**WHAT THIS TASK INVOLVES**
Please return every line of the records that contains the word "Users".

**INFORMATION GIVEN**
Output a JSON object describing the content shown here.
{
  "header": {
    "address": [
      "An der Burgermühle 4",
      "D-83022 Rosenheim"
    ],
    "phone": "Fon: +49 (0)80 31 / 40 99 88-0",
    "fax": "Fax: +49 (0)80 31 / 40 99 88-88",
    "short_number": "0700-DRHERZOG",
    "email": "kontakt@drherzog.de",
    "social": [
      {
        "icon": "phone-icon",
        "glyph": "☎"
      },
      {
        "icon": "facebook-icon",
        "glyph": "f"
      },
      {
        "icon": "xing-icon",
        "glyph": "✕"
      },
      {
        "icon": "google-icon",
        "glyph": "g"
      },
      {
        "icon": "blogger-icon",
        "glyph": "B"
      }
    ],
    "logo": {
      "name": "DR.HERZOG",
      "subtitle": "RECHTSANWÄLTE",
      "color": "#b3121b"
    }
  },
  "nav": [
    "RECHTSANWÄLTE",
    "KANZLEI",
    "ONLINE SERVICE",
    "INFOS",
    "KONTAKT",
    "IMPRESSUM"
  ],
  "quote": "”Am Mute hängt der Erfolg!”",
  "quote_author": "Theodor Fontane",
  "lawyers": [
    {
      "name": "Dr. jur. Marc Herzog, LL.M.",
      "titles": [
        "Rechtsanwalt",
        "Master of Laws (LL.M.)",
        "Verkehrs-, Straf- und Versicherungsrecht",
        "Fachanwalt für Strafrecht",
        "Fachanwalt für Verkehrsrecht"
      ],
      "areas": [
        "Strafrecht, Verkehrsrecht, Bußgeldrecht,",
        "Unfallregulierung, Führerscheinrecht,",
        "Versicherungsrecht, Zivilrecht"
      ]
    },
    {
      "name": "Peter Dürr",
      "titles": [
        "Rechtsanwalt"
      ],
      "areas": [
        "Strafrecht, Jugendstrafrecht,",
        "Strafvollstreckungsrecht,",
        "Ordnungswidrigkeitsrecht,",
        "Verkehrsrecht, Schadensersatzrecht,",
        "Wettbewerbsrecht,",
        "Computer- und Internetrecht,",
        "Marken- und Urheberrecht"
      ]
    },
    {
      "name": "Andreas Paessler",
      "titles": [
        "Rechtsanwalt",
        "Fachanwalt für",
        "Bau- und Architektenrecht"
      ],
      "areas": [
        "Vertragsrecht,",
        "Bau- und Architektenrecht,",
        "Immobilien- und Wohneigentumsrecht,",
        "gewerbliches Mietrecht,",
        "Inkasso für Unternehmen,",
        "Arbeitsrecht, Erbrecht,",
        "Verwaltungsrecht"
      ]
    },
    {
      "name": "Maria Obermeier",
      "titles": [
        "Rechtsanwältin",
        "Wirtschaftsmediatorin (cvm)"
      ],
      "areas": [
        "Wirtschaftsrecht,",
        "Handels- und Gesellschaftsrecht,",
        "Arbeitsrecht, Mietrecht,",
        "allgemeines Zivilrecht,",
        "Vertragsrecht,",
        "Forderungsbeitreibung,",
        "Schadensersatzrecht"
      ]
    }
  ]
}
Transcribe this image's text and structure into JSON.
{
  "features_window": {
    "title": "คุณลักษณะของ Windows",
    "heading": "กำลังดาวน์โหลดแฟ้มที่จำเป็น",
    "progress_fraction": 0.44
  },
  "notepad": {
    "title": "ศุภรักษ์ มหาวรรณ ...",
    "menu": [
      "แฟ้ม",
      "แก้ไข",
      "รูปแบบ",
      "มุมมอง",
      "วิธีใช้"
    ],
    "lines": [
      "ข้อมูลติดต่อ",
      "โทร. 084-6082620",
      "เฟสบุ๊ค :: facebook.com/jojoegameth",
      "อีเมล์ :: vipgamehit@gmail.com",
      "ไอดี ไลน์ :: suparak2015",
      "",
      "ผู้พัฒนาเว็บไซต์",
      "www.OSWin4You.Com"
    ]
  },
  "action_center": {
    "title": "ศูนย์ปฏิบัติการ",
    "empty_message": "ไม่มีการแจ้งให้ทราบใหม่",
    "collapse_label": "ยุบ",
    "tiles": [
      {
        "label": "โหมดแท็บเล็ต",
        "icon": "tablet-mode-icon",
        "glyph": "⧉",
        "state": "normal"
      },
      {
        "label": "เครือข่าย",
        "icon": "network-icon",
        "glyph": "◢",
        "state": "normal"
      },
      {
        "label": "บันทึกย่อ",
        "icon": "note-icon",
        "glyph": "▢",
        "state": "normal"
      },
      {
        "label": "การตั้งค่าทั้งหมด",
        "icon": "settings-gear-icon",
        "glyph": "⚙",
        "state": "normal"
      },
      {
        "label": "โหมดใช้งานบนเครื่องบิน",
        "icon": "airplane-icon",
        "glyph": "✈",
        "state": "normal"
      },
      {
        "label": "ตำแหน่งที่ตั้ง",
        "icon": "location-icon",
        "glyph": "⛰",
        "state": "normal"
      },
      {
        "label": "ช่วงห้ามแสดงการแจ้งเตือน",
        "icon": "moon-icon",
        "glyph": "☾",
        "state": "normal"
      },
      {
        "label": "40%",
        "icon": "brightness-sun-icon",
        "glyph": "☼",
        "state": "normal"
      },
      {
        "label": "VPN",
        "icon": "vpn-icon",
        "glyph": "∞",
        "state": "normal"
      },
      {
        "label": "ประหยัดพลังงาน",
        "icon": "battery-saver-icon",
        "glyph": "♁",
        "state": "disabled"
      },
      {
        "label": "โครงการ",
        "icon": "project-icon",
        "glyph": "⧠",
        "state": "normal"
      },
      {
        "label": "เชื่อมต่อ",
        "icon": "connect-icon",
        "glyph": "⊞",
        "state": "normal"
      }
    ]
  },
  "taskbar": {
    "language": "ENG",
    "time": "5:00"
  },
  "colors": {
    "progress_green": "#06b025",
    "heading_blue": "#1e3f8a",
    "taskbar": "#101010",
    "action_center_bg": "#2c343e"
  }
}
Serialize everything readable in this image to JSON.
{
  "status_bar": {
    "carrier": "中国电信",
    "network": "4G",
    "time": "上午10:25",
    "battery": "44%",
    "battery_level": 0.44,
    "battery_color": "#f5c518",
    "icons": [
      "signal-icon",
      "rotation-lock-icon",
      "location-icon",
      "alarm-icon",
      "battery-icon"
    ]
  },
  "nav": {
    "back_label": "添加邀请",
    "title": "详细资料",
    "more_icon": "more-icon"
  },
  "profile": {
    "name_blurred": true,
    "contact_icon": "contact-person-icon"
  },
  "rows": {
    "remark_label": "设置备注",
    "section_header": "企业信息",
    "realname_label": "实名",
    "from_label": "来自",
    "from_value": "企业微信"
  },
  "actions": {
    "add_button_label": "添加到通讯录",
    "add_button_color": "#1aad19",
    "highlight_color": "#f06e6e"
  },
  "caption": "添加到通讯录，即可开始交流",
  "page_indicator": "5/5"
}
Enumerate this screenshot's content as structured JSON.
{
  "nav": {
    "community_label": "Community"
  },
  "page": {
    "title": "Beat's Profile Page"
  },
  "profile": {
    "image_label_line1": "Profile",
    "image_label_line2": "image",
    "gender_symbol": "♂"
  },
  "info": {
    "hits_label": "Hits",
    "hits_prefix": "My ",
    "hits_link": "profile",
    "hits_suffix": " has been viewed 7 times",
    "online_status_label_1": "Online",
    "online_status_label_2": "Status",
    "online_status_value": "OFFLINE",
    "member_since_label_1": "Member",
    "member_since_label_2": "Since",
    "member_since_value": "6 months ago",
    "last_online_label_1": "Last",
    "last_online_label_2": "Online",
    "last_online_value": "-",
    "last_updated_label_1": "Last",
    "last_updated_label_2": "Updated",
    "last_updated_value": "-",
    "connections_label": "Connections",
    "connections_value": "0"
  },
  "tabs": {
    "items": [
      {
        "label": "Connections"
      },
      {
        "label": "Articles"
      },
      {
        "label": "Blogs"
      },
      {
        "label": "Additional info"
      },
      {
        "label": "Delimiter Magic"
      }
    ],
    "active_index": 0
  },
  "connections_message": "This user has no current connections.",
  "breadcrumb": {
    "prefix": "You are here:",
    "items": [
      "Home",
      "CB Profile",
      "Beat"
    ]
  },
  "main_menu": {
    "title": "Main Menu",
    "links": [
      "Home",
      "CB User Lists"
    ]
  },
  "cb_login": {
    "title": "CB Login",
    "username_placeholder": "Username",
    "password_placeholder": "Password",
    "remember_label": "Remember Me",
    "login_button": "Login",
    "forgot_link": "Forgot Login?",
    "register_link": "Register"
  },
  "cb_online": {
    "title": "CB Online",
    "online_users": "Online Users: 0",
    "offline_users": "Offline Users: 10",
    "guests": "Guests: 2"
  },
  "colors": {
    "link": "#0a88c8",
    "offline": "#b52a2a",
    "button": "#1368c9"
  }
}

**WRITTEN SOLUTION**
    "online_users": "Online Users: 0",
    "offline_users": "Offline Users: 10",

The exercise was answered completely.